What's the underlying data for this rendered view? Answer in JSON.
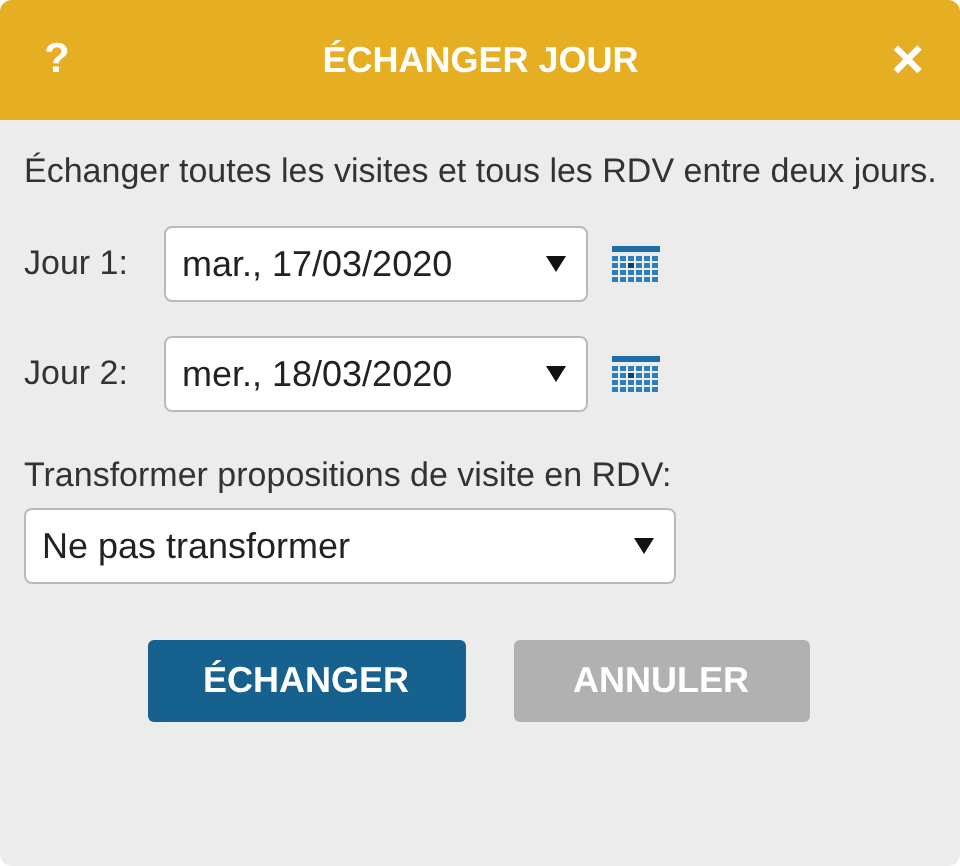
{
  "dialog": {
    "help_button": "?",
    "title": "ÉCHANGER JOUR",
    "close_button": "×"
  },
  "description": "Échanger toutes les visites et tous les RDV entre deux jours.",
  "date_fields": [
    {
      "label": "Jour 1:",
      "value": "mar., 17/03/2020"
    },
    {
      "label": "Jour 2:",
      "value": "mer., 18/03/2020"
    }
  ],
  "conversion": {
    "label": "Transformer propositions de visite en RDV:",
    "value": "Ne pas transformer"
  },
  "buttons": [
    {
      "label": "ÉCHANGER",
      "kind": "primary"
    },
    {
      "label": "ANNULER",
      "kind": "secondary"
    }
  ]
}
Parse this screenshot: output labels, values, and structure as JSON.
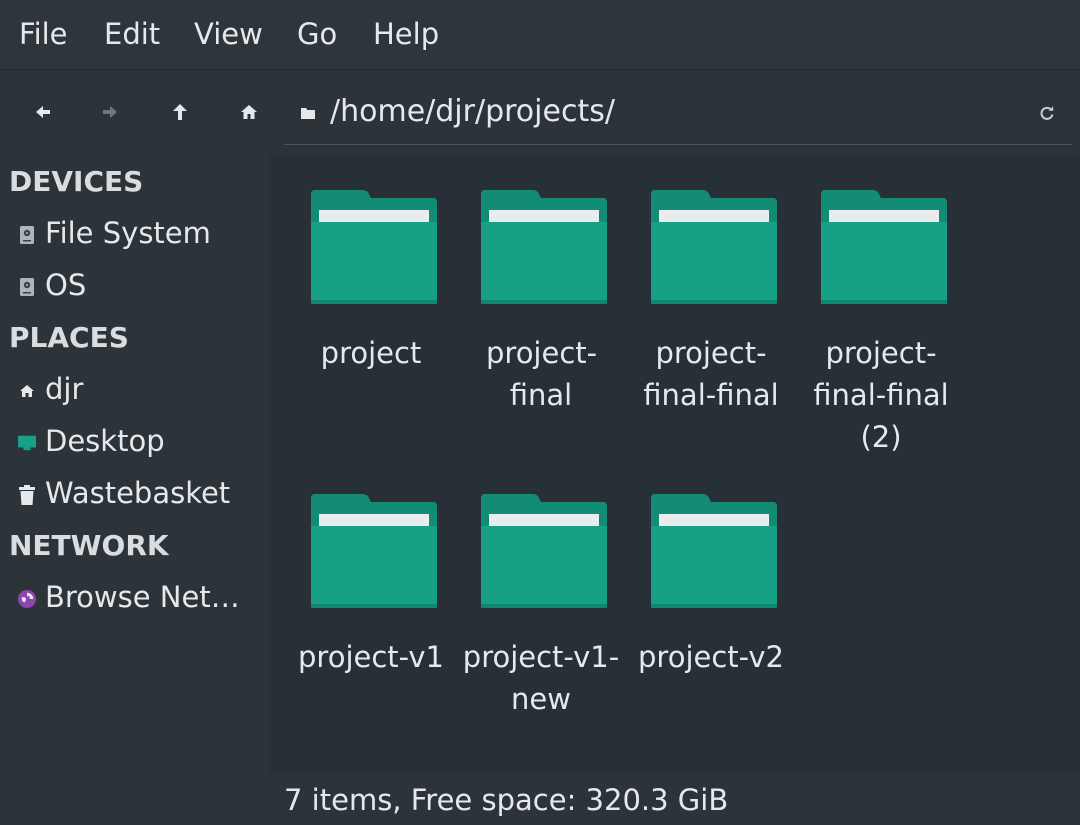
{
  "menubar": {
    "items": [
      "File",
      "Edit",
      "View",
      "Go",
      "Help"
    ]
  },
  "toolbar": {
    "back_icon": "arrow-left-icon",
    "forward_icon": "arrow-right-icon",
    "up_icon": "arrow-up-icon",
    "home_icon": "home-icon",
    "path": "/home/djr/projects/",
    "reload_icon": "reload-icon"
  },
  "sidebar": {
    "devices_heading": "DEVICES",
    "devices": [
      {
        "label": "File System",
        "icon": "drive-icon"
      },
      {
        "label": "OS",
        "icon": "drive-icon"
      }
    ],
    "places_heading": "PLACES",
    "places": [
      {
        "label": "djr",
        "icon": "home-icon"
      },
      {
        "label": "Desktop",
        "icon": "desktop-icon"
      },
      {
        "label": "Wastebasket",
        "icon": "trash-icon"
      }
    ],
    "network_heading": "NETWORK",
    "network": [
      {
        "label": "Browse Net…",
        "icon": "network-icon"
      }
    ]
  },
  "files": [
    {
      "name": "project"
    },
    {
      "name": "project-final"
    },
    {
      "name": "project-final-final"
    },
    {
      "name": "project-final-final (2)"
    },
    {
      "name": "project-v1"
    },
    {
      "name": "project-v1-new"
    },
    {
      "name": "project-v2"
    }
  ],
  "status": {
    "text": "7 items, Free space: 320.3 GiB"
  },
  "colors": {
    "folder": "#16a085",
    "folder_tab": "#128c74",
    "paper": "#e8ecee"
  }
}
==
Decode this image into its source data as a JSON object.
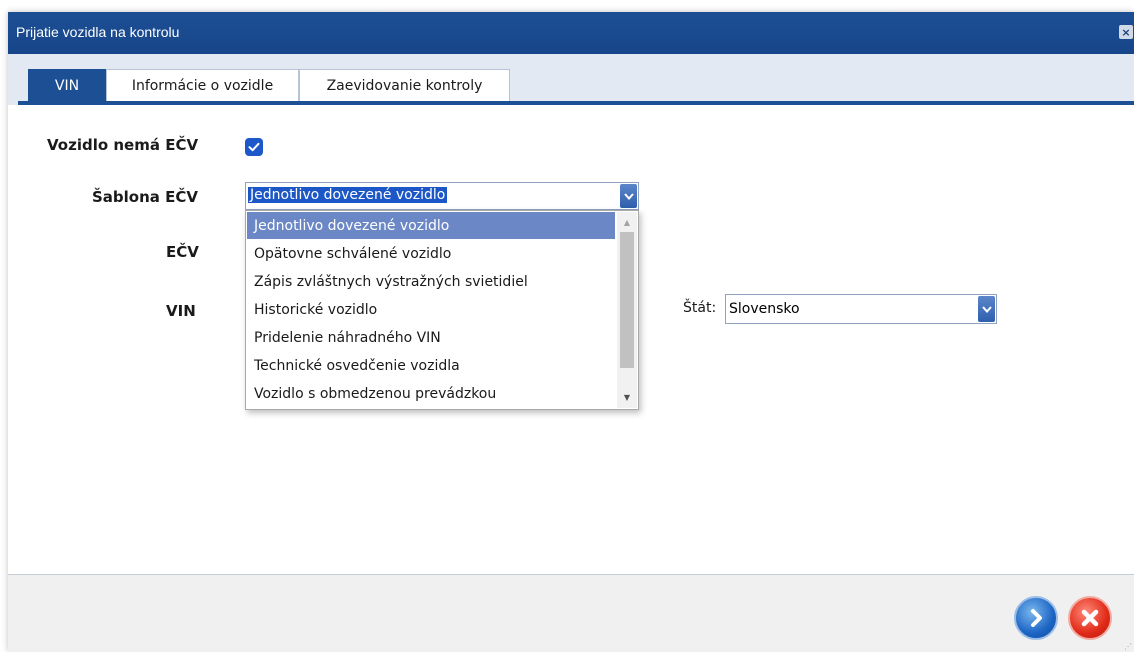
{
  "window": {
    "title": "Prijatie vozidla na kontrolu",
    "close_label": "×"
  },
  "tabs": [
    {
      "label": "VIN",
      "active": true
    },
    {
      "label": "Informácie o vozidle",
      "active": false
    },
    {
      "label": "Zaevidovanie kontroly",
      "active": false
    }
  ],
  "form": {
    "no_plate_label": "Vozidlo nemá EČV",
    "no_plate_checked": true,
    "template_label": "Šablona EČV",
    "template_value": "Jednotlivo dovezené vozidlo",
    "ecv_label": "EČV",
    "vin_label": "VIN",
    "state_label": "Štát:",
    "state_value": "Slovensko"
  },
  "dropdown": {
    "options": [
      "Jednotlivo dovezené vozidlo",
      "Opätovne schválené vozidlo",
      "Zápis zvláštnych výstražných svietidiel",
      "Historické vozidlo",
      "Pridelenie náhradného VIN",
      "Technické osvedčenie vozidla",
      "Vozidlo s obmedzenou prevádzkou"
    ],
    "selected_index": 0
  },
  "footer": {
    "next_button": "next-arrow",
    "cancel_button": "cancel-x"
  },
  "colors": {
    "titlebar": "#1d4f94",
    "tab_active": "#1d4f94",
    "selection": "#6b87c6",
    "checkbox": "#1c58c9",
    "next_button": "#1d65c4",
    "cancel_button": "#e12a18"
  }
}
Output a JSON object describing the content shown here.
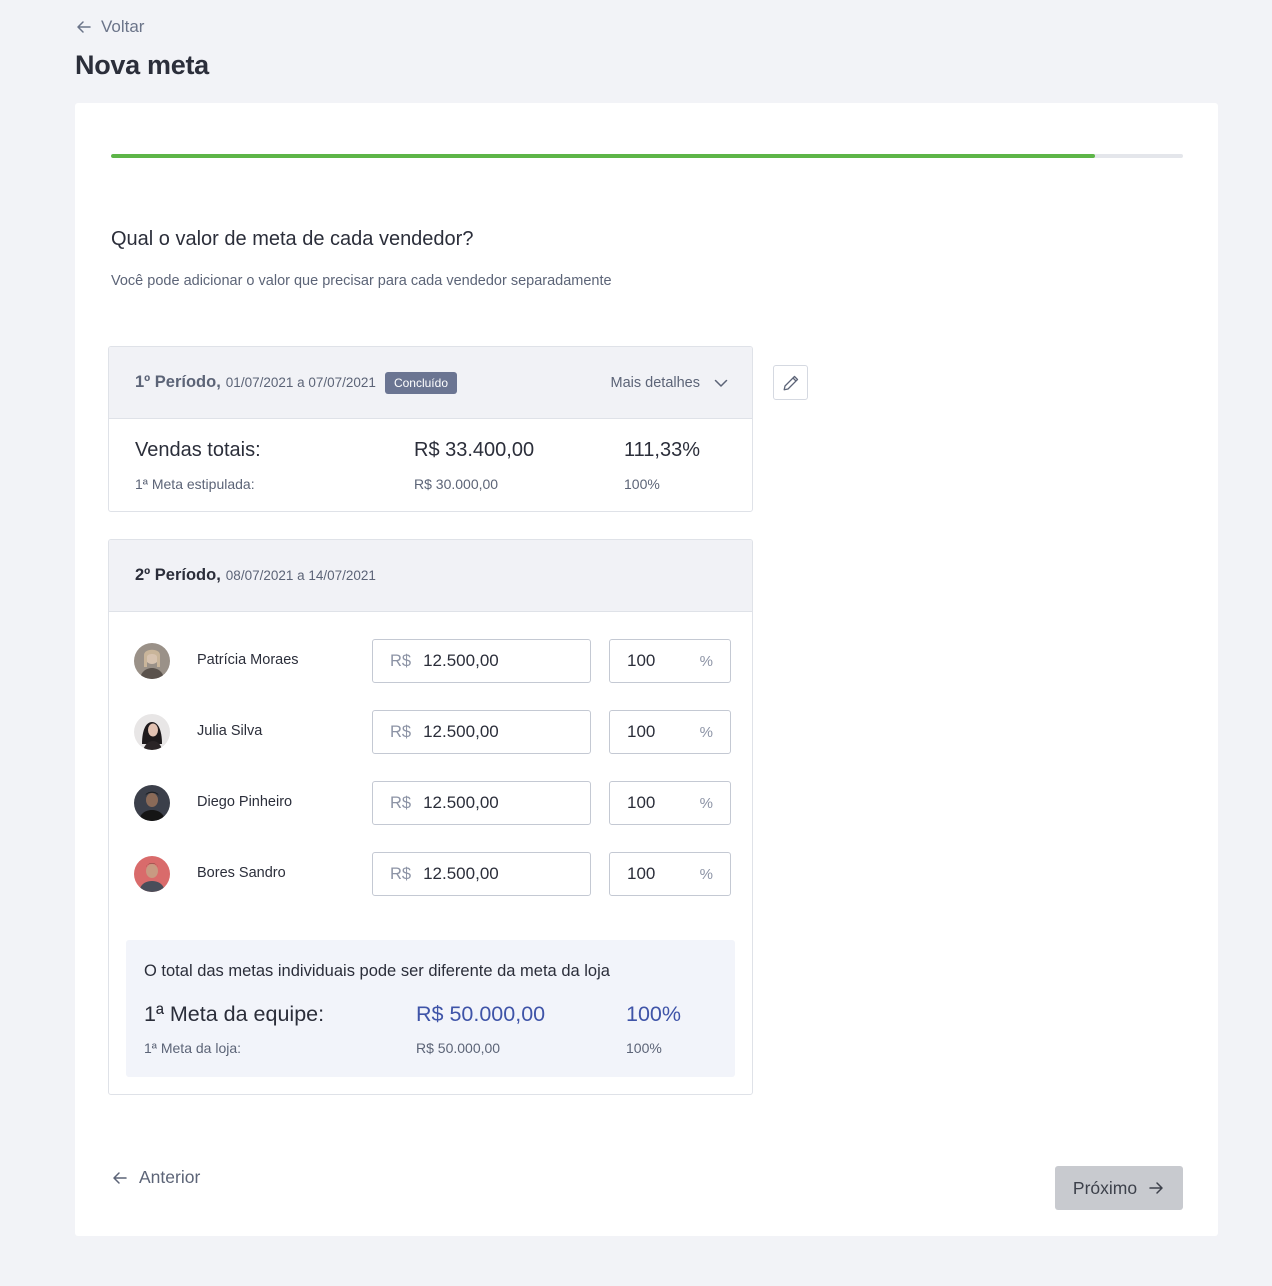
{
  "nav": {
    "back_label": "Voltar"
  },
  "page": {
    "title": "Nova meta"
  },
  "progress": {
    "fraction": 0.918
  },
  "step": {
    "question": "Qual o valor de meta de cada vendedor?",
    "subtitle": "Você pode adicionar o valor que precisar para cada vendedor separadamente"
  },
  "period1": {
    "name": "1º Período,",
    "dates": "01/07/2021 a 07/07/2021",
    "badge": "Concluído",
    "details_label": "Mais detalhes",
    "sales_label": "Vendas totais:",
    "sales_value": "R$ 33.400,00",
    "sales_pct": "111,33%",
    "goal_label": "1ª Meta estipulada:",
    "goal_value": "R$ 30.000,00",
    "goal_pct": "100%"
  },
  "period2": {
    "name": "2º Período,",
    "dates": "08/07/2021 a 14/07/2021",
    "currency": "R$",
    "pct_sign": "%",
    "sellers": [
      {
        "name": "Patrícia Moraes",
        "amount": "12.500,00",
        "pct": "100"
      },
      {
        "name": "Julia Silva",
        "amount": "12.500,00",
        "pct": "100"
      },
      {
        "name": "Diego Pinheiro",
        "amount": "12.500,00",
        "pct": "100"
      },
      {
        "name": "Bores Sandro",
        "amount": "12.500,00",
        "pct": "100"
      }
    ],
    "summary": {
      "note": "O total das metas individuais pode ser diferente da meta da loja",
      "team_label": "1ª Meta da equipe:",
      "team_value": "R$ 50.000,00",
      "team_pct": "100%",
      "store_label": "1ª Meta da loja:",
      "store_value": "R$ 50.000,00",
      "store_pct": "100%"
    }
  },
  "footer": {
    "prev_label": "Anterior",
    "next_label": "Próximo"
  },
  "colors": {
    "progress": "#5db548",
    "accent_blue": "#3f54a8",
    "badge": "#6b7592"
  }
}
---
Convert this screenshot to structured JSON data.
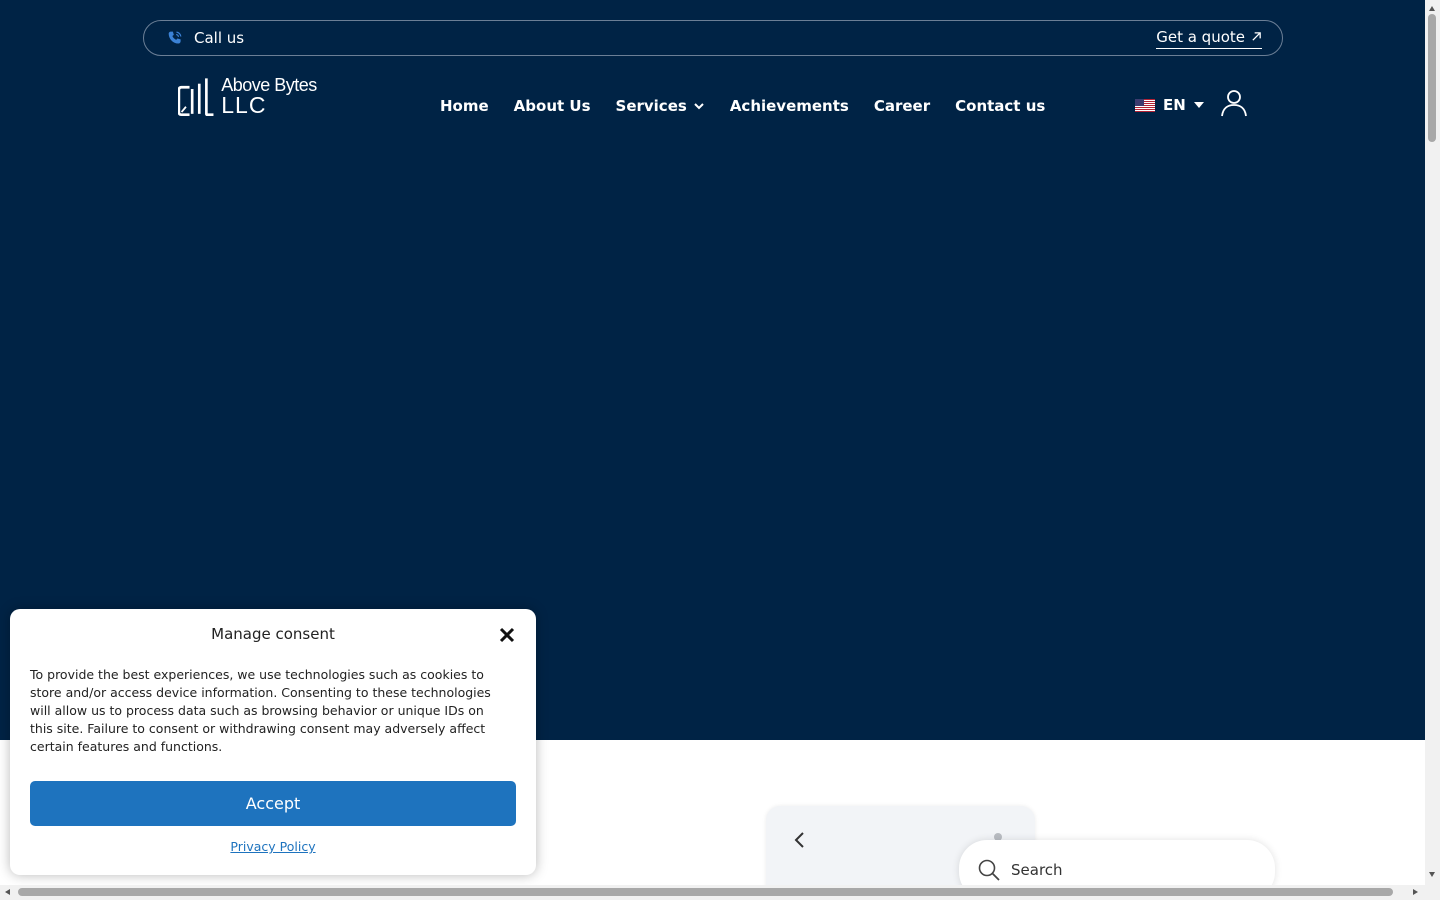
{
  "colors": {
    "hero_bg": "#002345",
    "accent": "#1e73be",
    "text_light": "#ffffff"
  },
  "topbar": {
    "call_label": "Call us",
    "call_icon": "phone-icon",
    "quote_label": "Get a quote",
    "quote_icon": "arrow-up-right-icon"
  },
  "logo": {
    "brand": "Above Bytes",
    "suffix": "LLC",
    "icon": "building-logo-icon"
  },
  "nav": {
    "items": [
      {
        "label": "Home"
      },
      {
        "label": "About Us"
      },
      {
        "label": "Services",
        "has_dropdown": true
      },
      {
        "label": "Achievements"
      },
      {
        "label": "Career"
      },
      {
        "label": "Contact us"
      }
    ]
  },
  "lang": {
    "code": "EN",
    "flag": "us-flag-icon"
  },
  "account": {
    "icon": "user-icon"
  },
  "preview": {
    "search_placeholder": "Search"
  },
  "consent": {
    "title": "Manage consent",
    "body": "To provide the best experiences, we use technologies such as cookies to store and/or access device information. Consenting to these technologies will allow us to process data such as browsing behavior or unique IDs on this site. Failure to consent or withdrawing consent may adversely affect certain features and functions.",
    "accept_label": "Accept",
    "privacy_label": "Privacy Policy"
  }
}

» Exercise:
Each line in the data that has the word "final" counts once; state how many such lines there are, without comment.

» Task output:
3